What’s your EBITDA?
When I give speeches I like to wrap up the presentation by doing a group exercise where the participants have to look at a simple set of financial statements and calculate a Company’s EBITDA (earnings before taxes depreciation and amortization). This is the most commonly used financial short hand for understanding the operating cash flows a company generates.
What’s interesting is many business owners and CEOs have a tough time calculating EBITDA. Many go back through their the notes from my presentation to look up the formula. What this tells me is many owners and CEOs of private companies don’t routinely look at their EBITDA often in their own business. The problem is EBITDA is typically the most important component to calculating a company’s enterprise because that value is based on a multiple of EBITDA (i.e. 5 times EBITDA or something similar). Conversely, financial owners of businesses (private equity firms or larger corporate owners) watch EBITDA like a hawk, because it most determines value.
If you are one of those owners, don’t freak out.
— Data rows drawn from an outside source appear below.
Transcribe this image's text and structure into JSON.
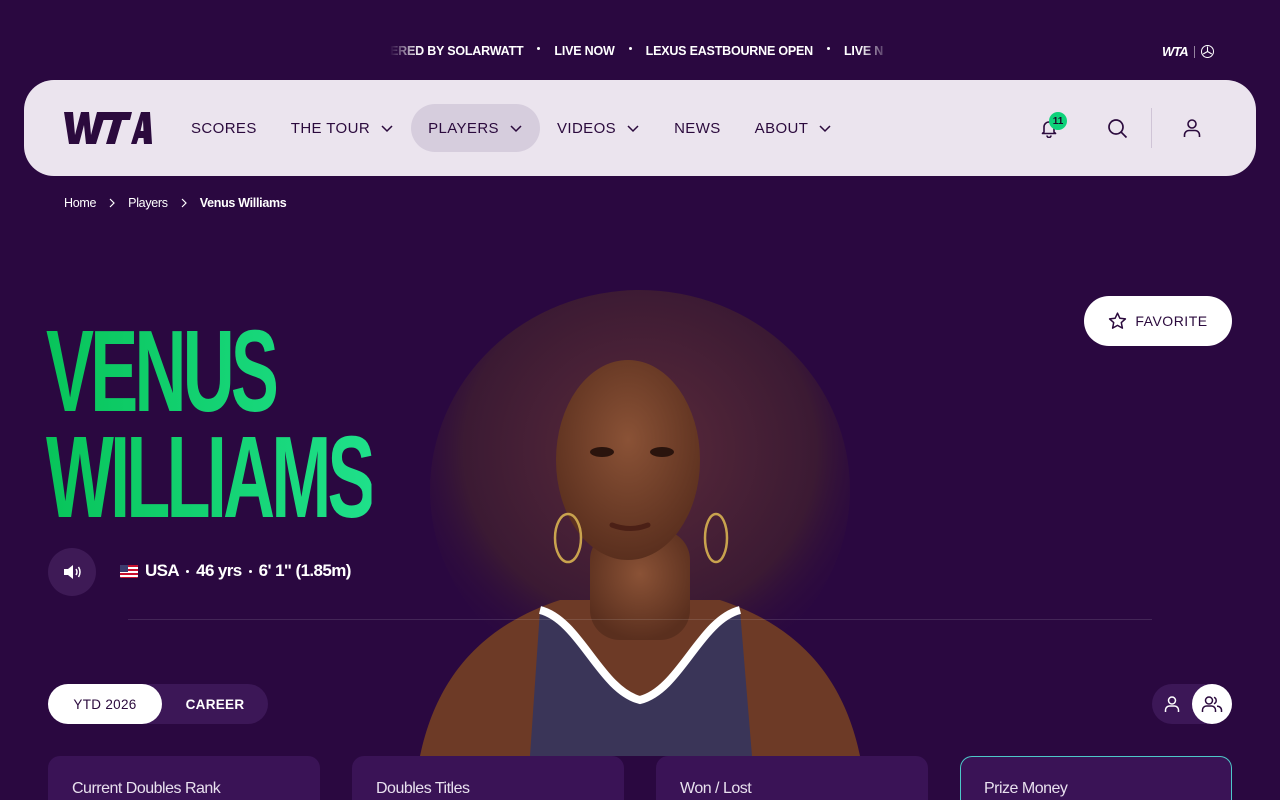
{
  "ticker": {
    "items": [
      "ERED BY SOLARWATT",
      "LIVE NOW",
      "LEXUS EASTBOURNE OPEN",
      "LIVE N"
    ]
  },
  "brand": {
    "logo_text": "WTA",
    "partner_icon": "mercedes-star-icon"
  },
  "nav": {
    "items": [
      {
        "label": "SCORES",
        "has_dropdown": false,
        "active": false
      },
      {
        "label": "THE TOUR",
        "has_dropdown": true,
        "active": false
      },
      {
        "label": "PLAYERS",
        "has_dropdown": true,
        "active": true
      },
      {
        "label": "VIDEOS",
        "has_dropdown": true,
        "active": false
      },
      {
        "label": "NEWS",
        "has_dropdown": false,
        "active": false
      },
      {
        "label": "ABOUT",
        "has_dropdown": true,
        "active": false
      }
    ],
    "notifications_count": "11",
    "icons": [
      "bell-icon",
      "search-icon",
      "user-icon"
    ]
  },
  "breadcrumb": [
    "Home",
    "Players",
    "Venus Williams"
  ],
  "player": {
    "first_name": "VENUS",
    "last_name": "WILLIAMS",
    "country": "USA",
    "age": "46 yrs",
    "height": "6' 1\" (1.85m)"
  },
  "favorite": {
    "label": "FAVORITE"
  },
  "period_toggle": {
    "options": [
      "YTD 2026",
      "CAREER"
    ],
    "selected": "YTD 2026"
  },
  "mode_toggle": {
    "options": [
      "singles-icon",
      "doubles-icon"
    ],
    "selected": "doubles-icon"
  },
  "stats": {
    "cards": [
      "Current Doubles Rank",
      "Doubles Titles",
      "Won / Lost",
      "Prize Money"
    ]
  },
  "colors": {
    "background": "#2a0840",
    "name_gradient_start": "#08c45a",
    "name_gradient_end": "#1fe08a",
    "navbar_bg": "#ebe4ee",
    "badge": "#0ed27a",
    "card_bg": "#3a1356",
    "card_highlight_border": "#4dc8c8"
  }
}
Just start to look at it and incorporate it into your business and corporate financial planning process. Here are three ways to do it.
1) Calculate EBITDA the last three years…manually. Start with net income then add back the interest, taxes and deprecation and amortization. Doing it manually will cause you to internalize what goes into the number.
2) Add EBITDA to all your internal financial reports, budgets and forecasts. EBITDA isn’t something that naturally pops out on accounting statements. If you already summarize financials into a different format for key management or owners, then add the EBITDA calculation.
3) Identify ways to significantly increase EBITDA. Focusing on growing revenue and EBITDA does not always lead to the same objective. Companies that incorporate both often exponentially increase their value over time.
The more frequently you look at EBITDA, the more likely you are start identifying ways to drive the results you want.